Only the number is wanted: state how many lines of the data below contain the word "messages".

* * * *

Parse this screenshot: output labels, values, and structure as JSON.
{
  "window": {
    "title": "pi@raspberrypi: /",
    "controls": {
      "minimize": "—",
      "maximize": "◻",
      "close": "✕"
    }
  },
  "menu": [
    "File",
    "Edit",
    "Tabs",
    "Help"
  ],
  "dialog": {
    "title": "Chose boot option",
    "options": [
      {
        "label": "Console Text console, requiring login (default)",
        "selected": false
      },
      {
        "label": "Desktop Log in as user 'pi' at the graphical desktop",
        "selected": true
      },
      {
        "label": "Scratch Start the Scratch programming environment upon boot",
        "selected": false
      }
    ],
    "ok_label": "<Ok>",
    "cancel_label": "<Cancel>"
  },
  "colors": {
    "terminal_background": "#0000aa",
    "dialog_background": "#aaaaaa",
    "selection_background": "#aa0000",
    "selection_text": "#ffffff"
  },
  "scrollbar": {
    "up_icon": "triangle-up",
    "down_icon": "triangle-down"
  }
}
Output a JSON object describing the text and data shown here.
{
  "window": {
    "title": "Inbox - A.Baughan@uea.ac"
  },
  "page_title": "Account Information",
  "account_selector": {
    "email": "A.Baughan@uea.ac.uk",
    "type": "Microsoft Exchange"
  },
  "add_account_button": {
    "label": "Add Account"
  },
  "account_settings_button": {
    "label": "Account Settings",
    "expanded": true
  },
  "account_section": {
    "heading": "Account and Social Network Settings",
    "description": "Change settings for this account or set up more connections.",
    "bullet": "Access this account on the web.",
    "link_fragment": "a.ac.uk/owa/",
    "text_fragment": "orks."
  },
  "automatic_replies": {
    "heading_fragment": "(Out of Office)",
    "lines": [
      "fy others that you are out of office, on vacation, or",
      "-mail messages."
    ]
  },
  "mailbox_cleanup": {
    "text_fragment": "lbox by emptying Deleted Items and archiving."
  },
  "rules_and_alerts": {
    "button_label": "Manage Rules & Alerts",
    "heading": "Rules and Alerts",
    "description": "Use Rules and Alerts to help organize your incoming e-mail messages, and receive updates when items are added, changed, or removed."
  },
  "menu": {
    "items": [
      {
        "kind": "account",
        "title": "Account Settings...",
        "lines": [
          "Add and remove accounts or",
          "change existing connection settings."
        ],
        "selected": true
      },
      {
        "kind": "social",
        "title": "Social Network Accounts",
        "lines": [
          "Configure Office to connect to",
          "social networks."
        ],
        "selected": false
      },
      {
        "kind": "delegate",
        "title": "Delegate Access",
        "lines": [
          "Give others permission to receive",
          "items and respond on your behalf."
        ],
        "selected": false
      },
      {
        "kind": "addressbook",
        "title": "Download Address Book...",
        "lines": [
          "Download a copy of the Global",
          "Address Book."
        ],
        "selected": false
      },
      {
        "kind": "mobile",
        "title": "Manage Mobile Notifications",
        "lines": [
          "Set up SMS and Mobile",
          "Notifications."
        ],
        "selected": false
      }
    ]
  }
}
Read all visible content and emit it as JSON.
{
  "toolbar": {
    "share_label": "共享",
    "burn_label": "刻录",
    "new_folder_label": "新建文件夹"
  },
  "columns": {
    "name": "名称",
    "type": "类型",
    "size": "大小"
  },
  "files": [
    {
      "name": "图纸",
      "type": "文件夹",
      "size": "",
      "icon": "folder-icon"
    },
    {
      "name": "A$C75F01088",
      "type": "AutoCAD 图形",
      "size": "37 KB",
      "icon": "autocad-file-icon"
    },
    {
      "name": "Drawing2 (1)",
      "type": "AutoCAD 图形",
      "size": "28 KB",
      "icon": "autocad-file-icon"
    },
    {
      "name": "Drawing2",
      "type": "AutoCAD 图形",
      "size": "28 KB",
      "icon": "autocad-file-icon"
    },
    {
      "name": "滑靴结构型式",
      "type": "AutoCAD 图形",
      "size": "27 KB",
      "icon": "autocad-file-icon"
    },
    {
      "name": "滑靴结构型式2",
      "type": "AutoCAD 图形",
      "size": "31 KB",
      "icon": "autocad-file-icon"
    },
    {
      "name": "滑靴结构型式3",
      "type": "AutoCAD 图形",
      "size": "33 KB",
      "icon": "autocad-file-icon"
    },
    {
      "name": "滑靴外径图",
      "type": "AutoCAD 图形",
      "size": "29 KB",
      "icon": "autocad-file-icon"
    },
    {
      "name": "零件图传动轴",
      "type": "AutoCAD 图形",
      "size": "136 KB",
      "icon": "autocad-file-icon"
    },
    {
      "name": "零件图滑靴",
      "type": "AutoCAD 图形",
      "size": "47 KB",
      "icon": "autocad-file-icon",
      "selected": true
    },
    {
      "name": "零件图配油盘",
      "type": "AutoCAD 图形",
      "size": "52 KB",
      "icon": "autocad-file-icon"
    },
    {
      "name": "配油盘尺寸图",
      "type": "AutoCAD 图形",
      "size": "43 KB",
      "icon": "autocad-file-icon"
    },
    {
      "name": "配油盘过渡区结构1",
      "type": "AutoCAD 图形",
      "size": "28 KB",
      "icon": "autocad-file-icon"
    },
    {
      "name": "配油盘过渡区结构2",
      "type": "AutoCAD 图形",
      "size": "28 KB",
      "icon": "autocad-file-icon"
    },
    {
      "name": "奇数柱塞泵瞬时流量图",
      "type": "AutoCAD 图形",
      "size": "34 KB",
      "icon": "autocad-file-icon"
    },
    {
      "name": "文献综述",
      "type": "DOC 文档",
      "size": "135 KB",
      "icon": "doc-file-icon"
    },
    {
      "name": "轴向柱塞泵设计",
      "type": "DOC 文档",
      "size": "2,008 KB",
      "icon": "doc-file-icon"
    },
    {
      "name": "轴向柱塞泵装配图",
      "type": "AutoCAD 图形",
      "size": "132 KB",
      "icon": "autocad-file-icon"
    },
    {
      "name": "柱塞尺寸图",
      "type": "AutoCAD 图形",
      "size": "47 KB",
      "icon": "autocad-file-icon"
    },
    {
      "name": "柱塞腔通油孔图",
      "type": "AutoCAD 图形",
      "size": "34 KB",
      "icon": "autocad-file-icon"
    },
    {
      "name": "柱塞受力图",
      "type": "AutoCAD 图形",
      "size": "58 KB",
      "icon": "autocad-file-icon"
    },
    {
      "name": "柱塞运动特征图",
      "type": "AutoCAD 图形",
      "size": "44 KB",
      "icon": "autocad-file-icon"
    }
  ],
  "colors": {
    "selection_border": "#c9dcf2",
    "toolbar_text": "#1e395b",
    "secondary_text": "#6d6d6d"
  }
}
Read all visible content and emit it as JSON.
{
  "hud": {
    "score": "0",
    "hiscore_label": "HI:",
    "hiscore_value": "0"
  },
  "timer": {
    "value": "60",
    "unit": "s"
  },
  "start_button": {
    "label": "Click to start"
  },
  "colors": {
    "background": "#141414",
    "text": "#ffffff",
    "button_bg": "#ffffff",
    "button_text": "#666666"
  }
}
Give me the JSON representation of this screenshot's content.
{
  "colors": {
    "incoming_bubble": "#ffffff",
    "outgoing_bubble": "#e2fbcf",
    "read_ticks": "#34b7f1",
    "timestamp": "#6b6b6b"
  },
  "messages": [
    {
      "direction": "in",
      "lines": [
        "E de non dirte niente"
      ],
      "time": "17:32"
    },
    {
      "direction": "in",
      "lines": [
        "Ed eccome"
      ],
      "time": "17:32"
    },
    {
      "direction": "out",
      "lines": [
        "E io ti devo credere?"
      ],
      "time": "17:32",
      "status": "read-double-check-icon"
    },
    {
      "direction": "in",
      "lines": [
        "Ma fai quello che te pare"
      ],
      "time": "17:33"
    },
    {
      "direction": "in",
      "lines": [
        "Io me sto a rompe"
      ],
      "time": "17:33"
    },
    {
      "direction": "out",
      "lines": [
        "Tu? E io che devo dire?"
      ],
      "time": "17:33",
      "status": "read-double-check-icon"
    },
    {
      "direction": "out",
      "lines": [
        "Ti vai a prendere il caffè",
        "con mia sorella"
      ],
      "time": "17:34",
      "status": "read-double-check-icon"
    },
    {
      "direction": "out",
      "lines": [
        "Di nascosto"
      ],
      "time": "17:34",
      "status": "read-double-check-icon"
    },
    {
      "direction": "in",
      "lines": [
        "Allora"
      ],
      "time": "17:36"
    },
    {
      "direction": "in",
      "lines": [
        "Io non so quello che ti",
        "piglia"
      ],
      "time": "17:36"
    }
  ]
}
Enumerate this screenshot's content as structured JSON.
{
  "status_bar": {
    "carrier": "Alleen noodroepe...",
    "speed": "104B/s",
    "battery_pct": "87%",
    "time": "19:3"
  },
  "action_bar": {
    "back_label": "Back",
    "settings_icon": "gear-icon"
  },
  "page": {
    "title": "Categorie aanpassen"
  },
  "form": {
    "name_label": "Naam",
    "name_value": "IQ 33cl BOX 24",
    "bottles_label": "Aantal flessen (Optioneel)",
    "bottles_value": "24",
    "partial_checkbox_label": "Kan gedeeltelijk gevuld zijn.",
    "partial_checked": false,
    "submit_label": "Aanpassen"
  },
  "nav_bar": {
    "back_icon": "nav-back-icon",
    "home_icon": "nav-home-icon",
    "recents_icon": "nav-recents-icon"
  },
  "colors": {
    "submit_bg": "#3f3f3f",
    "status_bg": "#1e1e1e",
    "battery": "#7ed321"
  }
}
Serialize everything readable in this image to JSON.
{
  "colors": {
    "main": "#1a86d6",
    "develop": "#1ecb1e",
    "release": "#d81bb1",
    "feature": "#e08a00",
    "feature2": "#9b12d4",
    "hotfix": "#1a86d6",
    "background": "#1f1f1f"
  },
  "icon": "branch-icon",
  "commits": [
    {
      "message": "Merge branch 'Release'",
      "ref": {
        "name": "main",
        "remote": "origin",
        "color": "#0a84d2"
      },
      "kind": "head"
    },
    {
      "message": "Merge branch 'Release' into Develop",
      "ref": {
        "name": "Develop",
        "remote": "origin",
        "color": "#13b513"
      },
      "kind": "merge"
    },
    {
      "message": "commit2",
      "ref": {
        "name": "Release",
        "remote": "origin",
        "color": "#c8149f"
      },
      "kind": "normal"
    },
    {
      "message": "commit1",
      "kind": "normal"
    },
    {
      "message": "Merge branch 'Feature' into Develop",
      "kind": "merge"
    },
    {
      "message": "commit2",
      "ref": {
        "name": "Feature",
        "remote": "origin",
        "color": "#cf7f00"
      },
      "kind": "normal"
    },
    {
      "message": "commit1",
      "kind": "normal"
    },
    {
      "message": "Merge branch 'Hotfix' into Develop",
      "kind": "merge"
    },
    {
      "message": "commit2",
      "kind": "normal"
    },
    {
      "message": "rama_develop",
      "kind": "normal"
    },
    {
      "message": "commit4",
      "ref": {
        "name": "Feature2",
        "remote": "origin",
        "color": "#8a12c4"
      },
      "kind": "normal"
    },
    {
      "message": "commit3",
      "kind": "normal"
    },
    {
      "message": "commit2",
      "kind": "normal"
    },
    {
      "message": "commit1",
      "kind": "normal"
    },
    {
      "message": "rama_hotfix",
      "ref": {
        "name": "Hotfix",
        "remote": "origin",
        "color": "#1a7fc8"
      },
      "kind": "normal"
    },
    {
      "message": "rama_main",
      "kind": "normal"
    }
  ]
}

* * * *

Your response: 3